### Records from a data collection
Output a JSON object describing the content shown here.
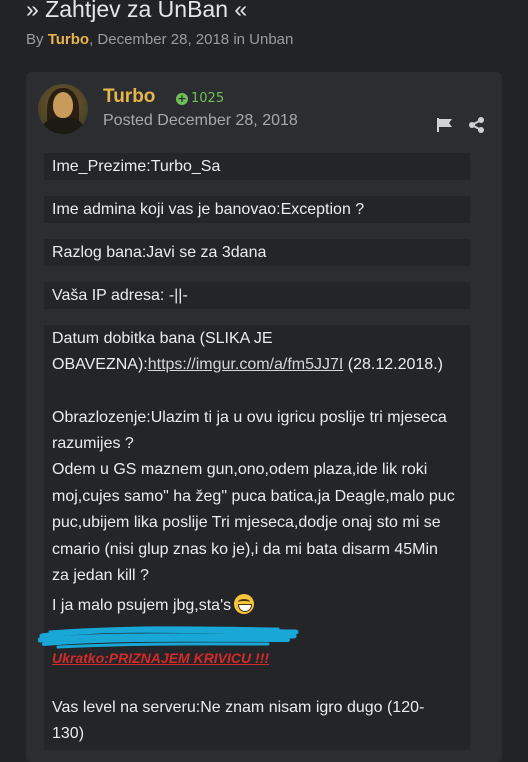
{
  "topic": {
    "title": "» Zahtjev za UnBan «",
    "by_label": "By",
    "author": "Turbo",
    "meta_rest": ", December 28, 2018 in Unban"
  },
  "post": {
    "username": "Turbo",
    "reputation": "1025",
    "posted": "Posted December 28, 2018",
    "lines": [
      "Ime_Prezime:Turbo_Sa",
      "Ime admina koji vas je banovao:Exception ?",
      "Razlog bana:Javi se za 3dana",
      "Vaša IP adresa: -||-",
      "Datum dobitka bana (SLIKA JE",
      "OBAVEZNA):",
      "https://imgur.com/a/fm5JJ7I",
      " (28.12.2018.)",
      "Obrazlozenje:Ulazim ti ja u ovu igricu poslije tri mjeseca",
      "razumijes ?",
      "Odem u GS maznem gun,ono,odem plaza,ide lik roki",
      "moj,cujes samo\" ha žeg\" puca batica,ja Deagle,malo puc",
      "puc,ubijem lika poslije Tri mjeseca,dodje onaj sto mi se",
      "cmario  (nisi glup znas ko je),i da mi bata disarm 45Min",
      "za jedan kill ?",
      "I ja malo psujem jbg,sta's",
      "Ukratko:PRIZNAJEM KRIVICU !!!",
      "Vas level na serveru:Ne znam nisam igro dugo (120-",
      "130)"
    ]
  },
  "colors": {
    "accent": "#e8b54a",
    "reputation": "#6fbf58",
    "scribble": "#18a7d6",
    "warning": "#d42a2a"
  },
  "icons": [
    "flag-icon",
    "share-icon",
    "plus-icon",
    "grin-emoji-icon"
  ]
}
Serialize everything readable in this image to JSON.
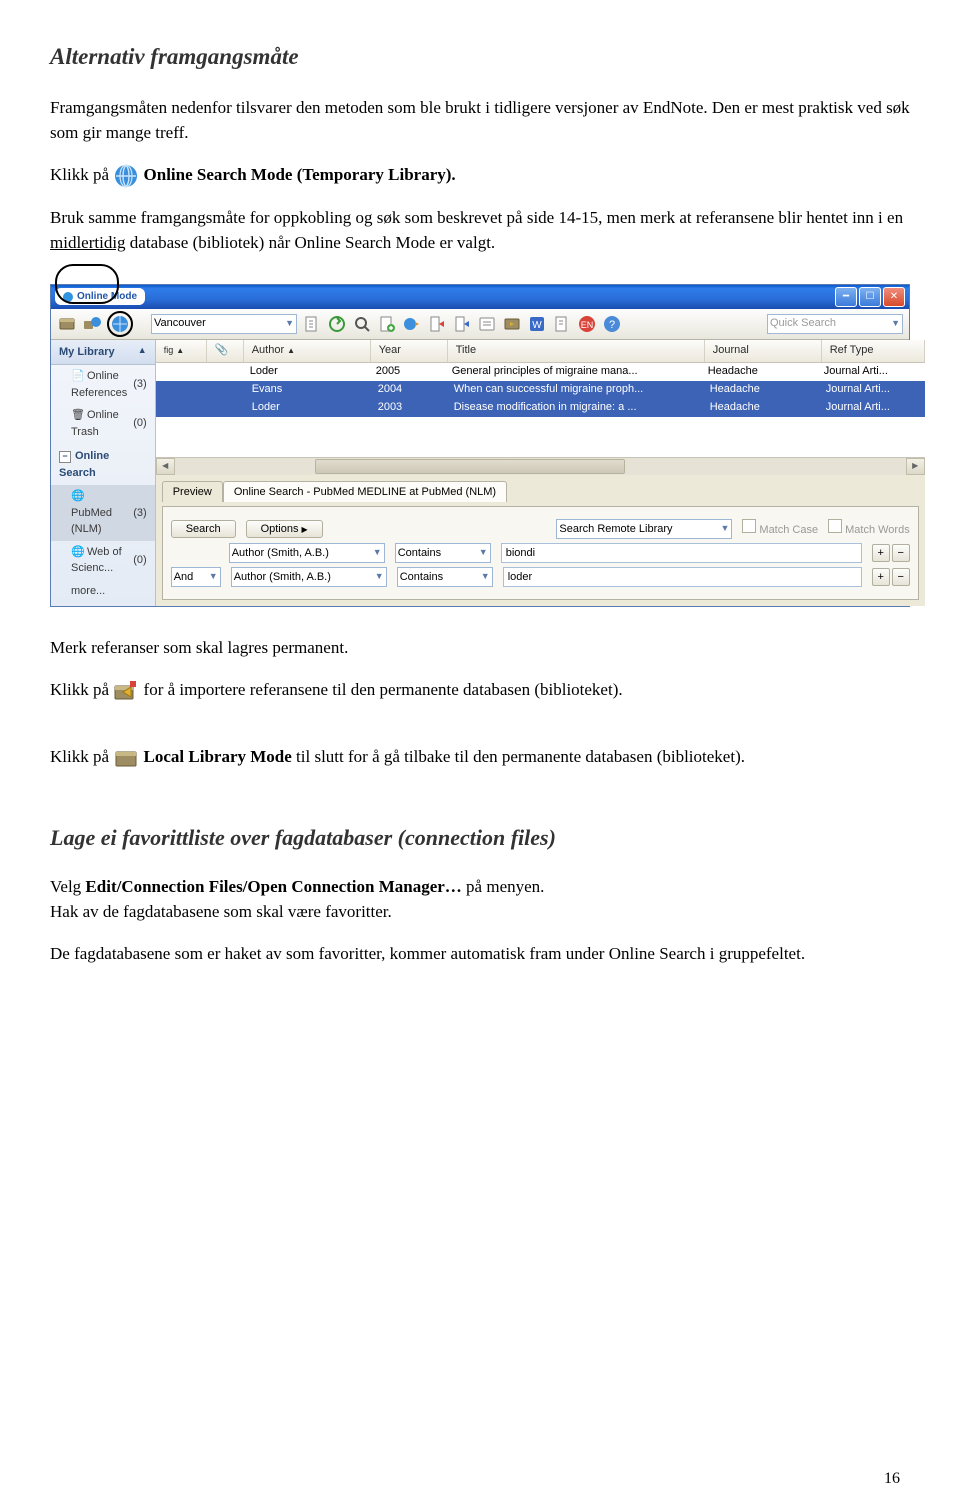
{
  "doc": {
    "heading1": "Alternativ framgangsmåte",
    "para1": "Framgangsmåten nedenfor tilsvarer den metoden som ble brukt i tidligere versjoner av EndNote. Den er mest praktisk ved søk som gir mange treff.",
    "para2_prefix": "Klikk på ",
    "para2_bold": "Online Search Mode (Temporary Library).",
    "para3_a": "Bruk samme framgangsmåte for oppkobling og søk som beskrevet på side 14-15, men merk at referansene blir hentet inn i en ",
    "para3_u": "midlertidig",
    "para3_b": " database (bibliotek) når Online Search Mode er valgt.",
    "para4": "Merk referanser som skal lagres permanent.",
    "para5_prefix": "Klikk på ",
    "para5_suffix": " for å importere referansene til den permanente databasen (biblioteket).",
    "para6_prefix": "Klikk på ",
    "para6_bold": "Local Library Mode",
    "para6_suffix": " til slutt for å gå tilbake til den permanente databasen (biblioteket).",
    "heading2": "Lage ei favorittliste over fagdatabaser (connection files)",
    "para7_a": "Velg ",
    "para7_bold": "Edit/Connection Files/Open Connection Manager…",
    "para7_b": " på menyen.",
    "para8": "Hak av de fagdatabasene som skal være favoritter.",
    "para9": "De fagdatabasene som er haket av som favoritter, kommer automatisk fram under Online Search i gruppefeltet.",
    "pagenum": "16"
  },
  "app": {
    "titlebar_mode": "Online Mode",
    "style_sel": "Vancouver",
    "quicksearch_placeholder": "Quick Search",
    "sidebar": {
      "header": "My Library",
      "items": [
        {
          "label": "Online References",
          "count": "(3)",
          "selected": false
        },
        {
          "label": "Online Trash",
          "count": "(0)",
          "selected": false
        }
      ],
      "group_title": "Online Search",
      "online_items": [
        {
          "label": "PubMed (NLM)",
          "count": "(3)",
          "selected": true
        },
        {
          "label": "Web of Scienc...",
          "count": "(0)",
          "selected": false
        },
        {
          "label": "more...",
          "count": "",
          "selected": false
        }
      ]
    },
    "grid": {
      "headers": [
        "fig",
        "Author",
        "Year",
        "Title",
        "Journal",
        "Ref Type"
      ],
      "rows": [
        {
          "author": "Loder",
          "year": "2005",
          "title": "General principles of migraine mana...",
          "journal": "Headache",
          "reftype": "Journal Arti...",
          "sel": false
        },
        {
          "author": "Evans",
          "year": "2004",
          "title": "When can successful migraine proph...",
          "journal": "Headache",
          "reftype": "Journal Arti...",
          "sel": true
        },
        {
          "author": "Loder",
          "year": "2003",
          "title": "Disease modification in migraine: a ...",
          "journal": "Headache",
          "reftype": "Journal Arti...",
          "sel": true
        }
      ]
    },
    "panel": {
      "tabs": [
        "Preview",
        "Online Search - PubMed MEDLINE at PubMed (NLM)"
      ],
      "btn_search": "Search",
      "btn_options": "Options",
      "remote_label": "Search Remote Library",
      "matchcase": "Match Case",
      "matchwords": "Match Words",
      "rows": [
        {
          "bool": "",
          "field": "Author (Smith, A.B.)",
          "op": "Contains",
          "val": "biondi"
        },
        {
          "bool": "And",
          "field": "Author (Smith, A.B.)",
          "op": "Contains",
          "val": "loder"
        }
      ]
    }
  }
}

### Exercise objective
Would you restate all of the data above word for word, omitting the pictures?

### Exercise output
Output a JSON object describing the content shown here.
{
  "topic": {
    "title": "» Zahtjev za UnBan «",
    "by_label": "By",
    "author": "Turbo",
    "meta_rest": ", December 28, 2018 in Unban"
  },
  "post": {
    "username": "Turbo",
    "reputation": "1025",
    "posted": "Posted December 28, 2018",
    "lines": [
      "Ime_Prezime:Turbo_Sa",
      "Ime admina koji vas je banovao:Exception ?",
      "Razlog bana:Javi se za 3dana",
      "Vaša IP adresa: -||-",
      "Datum dobitka bana (SLIKA JE",
      "OBAVEZNA):",
      "https://imgur.com/a/fm5JJ7I",
      " (28.12.2018.)",
      "Obrazlozenje:Ulazim ti ja u ovu igricu poslije tri mjeseca",
      "razumijes ?",
      "Odem u GS maznem gun,ono,odem plaza,ide lik roki",
      "moj,cujes samo\" ha žeg\" puca batica,ja Deagle,malo puc",
      "puc,ubijem lika poslije Tri mjeseca,dodje onaj sto mi se",
      "cmario  (nisi glup znas ko je),i da mi bata disarm 45Min",
      "za jedan kill ?",
      "I ja malo psujem jbg,sta's",
      "Ukratko:PRIZNAJEM KRIVICU !!!",
      "Vas level na serveru:Ne znam nisam igro dugo (120-",
      "130)"
    ]
  },
  "colors": {
    "accent": "#e8b54a",
    "reputation": "#6fbf58",
    "scribble": "#18a7d6",
    "warning": "#d42a2a"
  },
  "icons": [
    "flag-icon",
    "share-icon",
    "plus-icon",
    "grin-emoji-icon"
  ]
}
Serialize everything readable in this image to JSON.
{
  "doc": {
    "heading1": "Alternativ framgangsmåte",
    "para1": "Framgangsmåten nedenfor tilsvarer den metoden som ble brukt i tidligere versjoner av EndNote. Den er mest praktisk ved søk som gir mange treff.",
    "para2_prefix": "Klikk på ",
    "para2_bold": "Online Search Mode (Temporary Library).",
    "para3_a": "Bruk samme framgangsmåte for oppkobling og søk som beskrevet på side 14-15, men merk at referansene blir hentet inn i en ",
    "para3_u": "midlertidig",
    "para3_b": " database (bibliotek) når Online Search Mode er valgt.",
    "para4": "Merk referanser som skal lagres permanent.",
    "para5_prefix": "Klikk på ",
    "para5_suffix": " for å importere referansene til den permanente databasen (biblioteket).",
    "para6_prefix": "Klikk på ",
    "para6_bold": "Local Library Mode",
    "para6_suffix": " til slutt for å gå tilbake til den permanente databasen (biblioteket).",
    "heading2": "Lage ei favorittliste over fagdatabaser (connection files)",
    "para7_a": "Velg ",
    "para7_bold": "Edit/Connection Files/Open Connection Manager…",
    "para7_b": " på menyen.",
    "para8": "Hak av de fagdatabasene som skal være favoritter.",
    "para9": "De fagdatabasene som er haket av som favoritter, kommer automatisk fram under Online Search i gruppefeltet.",
    "pagenum": "16"
  },
  "app": {
    "titlebar_mode": "Online Mode",
    "style_sel": "Vancouver",
    "quicksearch_placeholder": "Quick Search",
    "sidebar": {
      "header": "My Library",
      "items": [
        {
          "label": "Online References",
          "count": "(3)",
          "selected": false
        },
        {
          "label": "Online Trash",
          "count": "(0)",
          "selected": false
        }
      ],
      "group_title": "Online Search",
      "online_items": [
        {
          "label": "PubMed (NLM)",
          "count": "(3)",
          "selected": true
        },
        {
          "label": "Web of Scienc...",
          "count": "(0)",
          "selected": false
        },
        {
          "label": "more...",
          "count": "",
          "selected": false
        }
      ]
    },
    "grid": {
      "headers": [
        "fig",
        "Author",
        "Year",
        "Title",
        "Journal",
        "Ref Type"
      ],
      "rows": [
        {
          "author": "Loder",
          "year": "2005",
          "title": "General principles of migraine mana...",
          "journal": "Headache",
          "reftype": "Journal Arti...",
          "sel": false
        },
        {
          "author": "Evans",
          "year": "2004",
          "title": "When can successful migraine proph...",
          "journal": "Headache",
          "reftype": "Journal Arti...",
          "sel": true
        },
        {
          "author": "Loder",
          "year": "2003",
          "title": "Disease modification in migraine: a ...",
          "journal": "Headache",
          "reftype": "Journal Arti...",
          "sel": true
        }
      ]
    },
    "panel": {
      "tabs": [
        "Preview",
        "Online Search - PubMed MEDLINE at PubMed (NLM)"
      ],
      "btn_search": "Search",
      "btn_options": "Options",
      "remote_label": "Search Remote Library",
      "matchcase": "Match Case",
      "matchwords": "Match Words",
      "rows": [
        {
          "bool": "",
          "field": "Author (Smith, A.B.)",
          "op": "Contains",
          "val": "biondi"
        },
        {
          "bool": "And",
          "field": "Author (Smith, A.B.)",
          "op": "Contains",
          "val": "loder"
        }
      ]
    }
  }
}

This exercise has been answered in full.